Arkansas Man Claims Problems with Two Zimmer Durom Cups
Arkansas resident Morris Reynolds, represented by his Zimmer hip lawyer, filed a new lawsuit against Zimmer, Inc. on September 4, 2012. The case is pending in the U.S. District Court, Eastern District of Arkansas.
Morris claims that after being implanted with the Zimmer Durom Cup, he suffered serious injuries. Though Zimmer suspended sales of the Durom cup in 2008, they never issued a recall, and injured patients have continued to seek a Zimmer hip case evaluation.
Zimmer hip implant recall?
According to the complaint drawn up by his Zimmer hip lawyer, Reynolds was implanted with the Durom cup in his left hip on January 26, 2007. He had another Zimmer Durom cup implanted in his right hip near the end of the year on December 7, 2007. He claims that in both surgeries, his surgeons and medical staff met or exceeded the applicable standard of care.
It was about seven months later that Zimmer temporarily suspended sales of the Durom Cup. On July 22, 2008, Zimmer announced the sales suspension to investigate reports of problems with the implants. A month later, the company announced that they had found “no evidence of a defect in the materials, manufacturer or design of the implant.” For this reason, they chose not to issue a Zimmer hip implant recall, but instead re-released the product on the market with updated surgical instructions.
Plaintiff and Zimmer hip lawyer claim implant problems
Around November 2010, Reynolds claims he began experiencing problems with the implants, including difficulty standing, a stiff gait, difficulty walking, and back pain. He adds that he continues to have hip problems and pain today, and states that he will need future medical care and treatment.
Patients seeking a Zimmer hip case evaluation
Patients continue to seek a Zimmer hip case evaluation because of serious side effects. According to their allegations, symptoms like those suffered by Mr. Reynolds show up two-to-five years after implantation.
Critics believe that the implant has caused problems for patients because the cup is not cemented or screwed in place during implantation. Instead, it’s intended to bond to the patient’s bone. The outside of the cup is porous and is sprayed with a “plasma spray” that’s intended to facilitate the body’s acceptance of the cup, and to encourage the patients’ own bone to grow into the shell of the cup.
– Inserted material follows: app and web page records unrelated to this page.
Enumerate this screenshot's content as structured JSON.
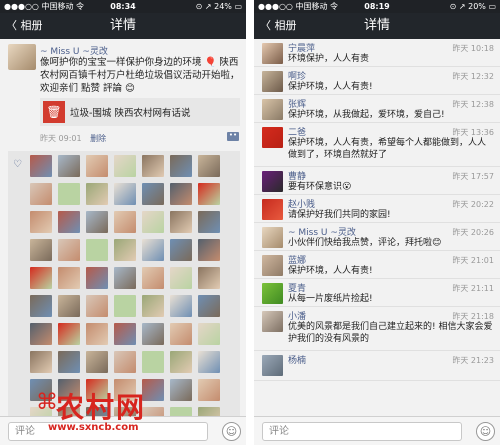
{
  "left": {
    "status": {
      "carrier": "●●●○○ 中国移动 令",
      "time": "08:34",
      "battery": "⊙ ↗ 24% ▭"
    },
    "nav": {
      "back": "〈 相册",
      "title": "详情"
    },
    "post": {
      "author": "~ Miss U ~灵改",
      "text": "像呵护你的宝宝一样保护你身边的环境 🎈 陕西农村网百镇千村万户杜绝垃圾倡议活动开始啦，欢迎亲们 點赞 評論 😊",
      "link_title": "垃圾-围城 陕西农村网有话说",
      "time": "昨天 09:01",
      "delete": "删除"
    },
    "likes": {
      "heart": "♡",
      "count_shown": 70
    },
    "input_placeholder": "评论"
  },
  "right": {
    "status": {
      "carrier": "●●●○○ 中国移动 令",
      "time": "08:19",
      "battery": "⊙ ↗ 20% ▭"
    },
    "nav": {
      "back": "〈 相册",
      "title": "详情"
    },
    "comments": [
      {
        "name": "宁晨萍",
        "time": "昨天 10:18",
        "text": "环境保护，人人有责"
      },
      {
        "name": "啊珍",
        "time": "昨天 12:32",
        "text": "保护环境，人人有责!"
      },
      {
        "name": "张辉",
        "time": "昨天 12:38",
        "text": "保护环境，从我做起，爱环境，爱自己!"
      },
      {
        "name": "二爸",
        "time": "昨天 13:36",
        "text": "保护环境，人人有责，希望每个人都能做到，人人做到了，环境自然就好了"
      },
      {
        "name": "曹静",
        "time": "昨天 17:57",
        "text": "要有环保意识😮"
      },
      {
        "name": "赵小贱",
        "time": "昨天 20:22",
        "text": "请保护好我们共同的家园!"
      },
      {
        "name": "~ Miss U ~灵改",
        "time": "昨天 20:26",
        "text": "小伙伴们快给我点赞，评论，拜托啦😊"
      },
      {
        "name": "蓝娜",
        "time": "昨天 21:01",
        "text": "保护环境，人人有责!"
      },
      {
        "name": "夏青",
        "time": "昨天 21:11",
        "text": "从每一片废纸片捡起!"
      },
      {
        "name": "小潘",
        "time": "昨天 21:18",
        "text": "优美的风景都是我们自己建立起来的! 相信大家会爱护我们的没有风景的"
      },
      {
        "name": "杨楠",
        "time": "昨天 21:23",
        "text": ""
      }
    ],
    "input_placeholder": "评论"
  },
  "watermark": {
    "brand": "农村网",
    "url": "www.sxncb.com"
  },
  "colors": {
    "navbar": "#22262b",
    "name_link": "#4a5d8a",
    "flag_red": "#d52b1e"
  }
}
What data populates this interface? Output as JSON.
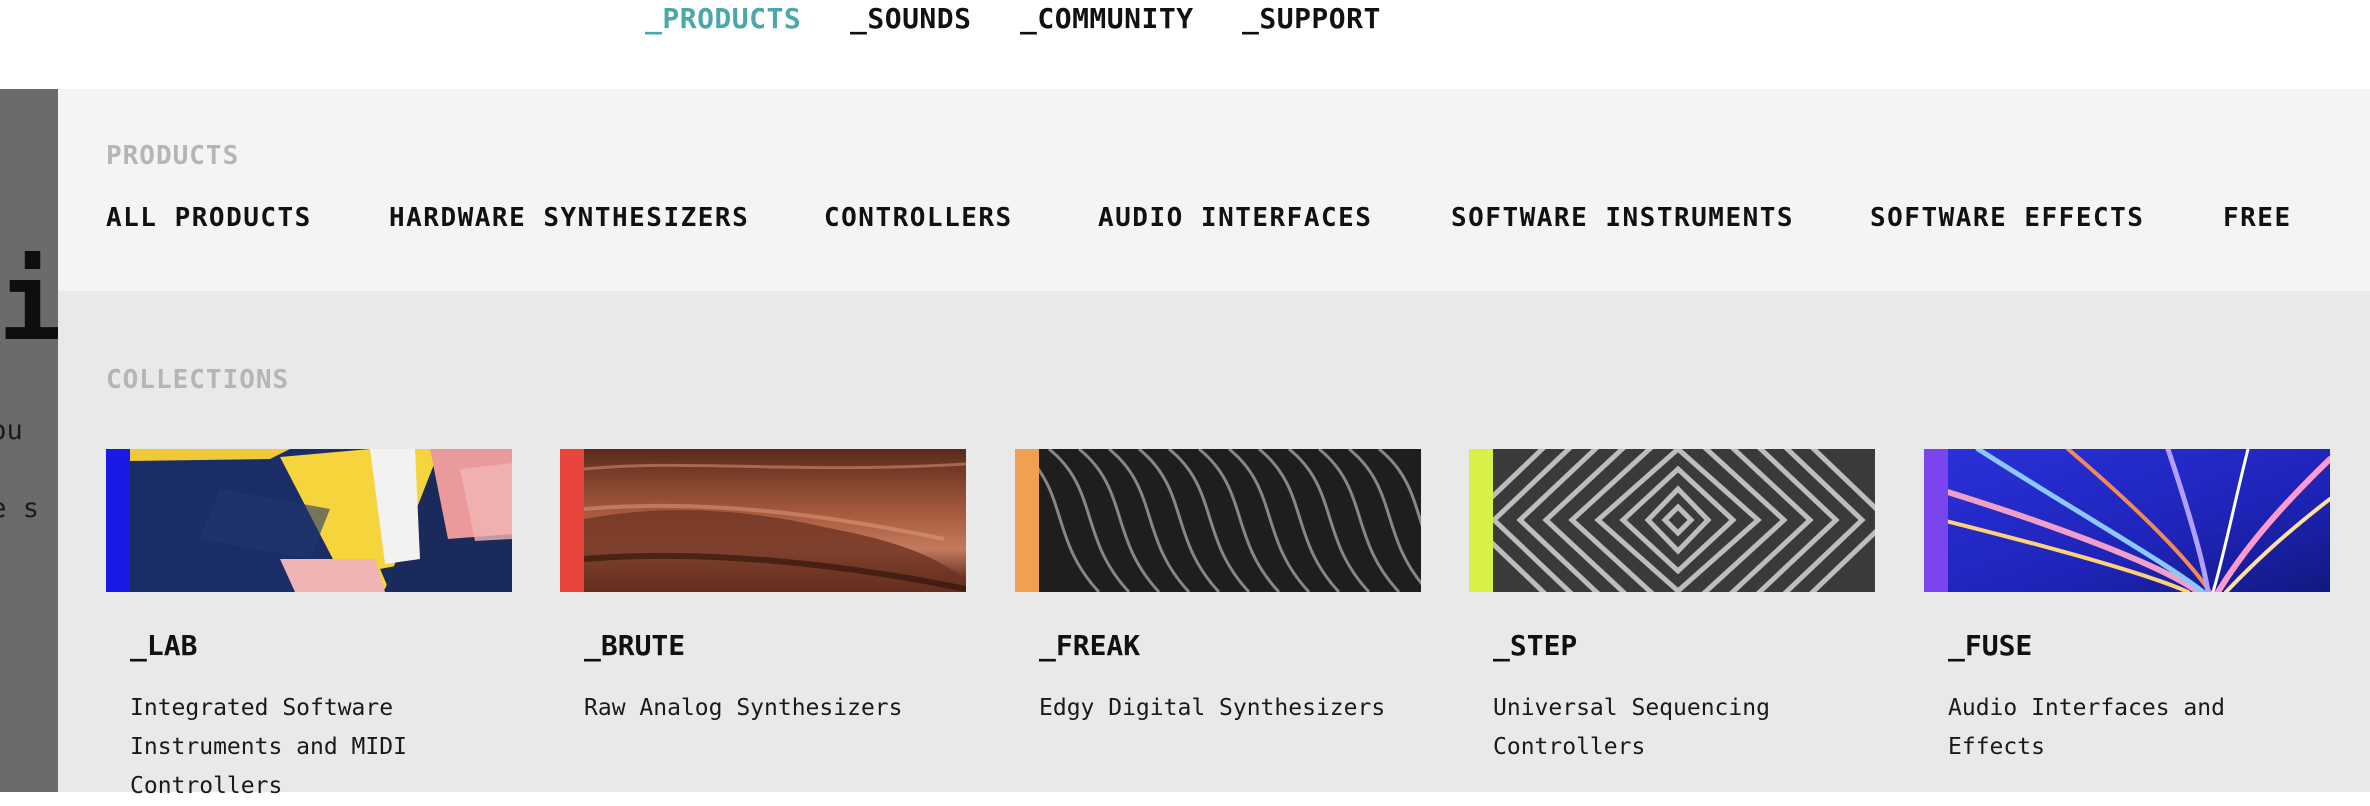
{
  "topnav": {
    "items": [
      {
        "label": "_PRODUCTS",
        "active": true
      },
      {
        "label": "_SOUNDS"
      },
      {
        "label": "_COMMUNITY"
      },
      {
        "label": "_SUPPORT"
      }
    ]
  },
  "background_page": {
    "heading_fragment": "i",
    "line1_fragment": "you",
    "line2_fragment": "ue s"
  },
  "menu": {
    "products_label": "PRODUCTS",
    "categories": [
      "ALL PRODUCTS",
      "HARDWARE SYNTHESIZERS",
      "CONTROLLERS",
      "AUDIO INTERFACES",
      "SOFTWARE INSTRUMENTS",
      "SOFTWARE EFFECTS",
      "FREE"
    ],
    "collections_label": "COLLECTIONS",
    "collections": [
      {
        "title": "_LAB",
        "description": "Integrated Software Instruments and MIDI Controllers",
        "accent": "#1a1ae6"
      },
      {
        "title": "_BRUTE",
        "description": "Raw Analog Synthesizers",
        "accent": "#e8453c"
      },
      {
        "title": "_FREAK",
        "description": "Edgy Digital Synthesizers",
        "accent": "#f0a050"
      },
      {
        "title": "_STEP",
        "description": "Universal Sequencing Controllers",
        "accent": "#d8f048"
      },
      {
        "title": "_FUSE",
        "description": "Audio Interfaces and Effects",
        "accent": "#7a44ee"
      }
    ]
  },
  "colors": {
    "active_nav": "#4aa8a8",
    "menu_bg": "#e9e9e9",
    "products_band_bg": "#f4f4f4",
    "section_label": "#b5b5b5"
  }
}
Unfortunately, in some cases, this bony ingrowth does not occur, resulting in a premature loosening of the implant, or a cup that actually pops free of the hip.
Patients undergoing a Zimmer hip case evaluation will typically be advised to secure their medical records, surgical reports, and the lot number of their particular implant to be used as evidence.
Through his Zimmer hip lawyer, Reynolds brings counts of design and manufacturing defect, failure to warn, negligence, and breach of warranties. His wife claims loss of consortium.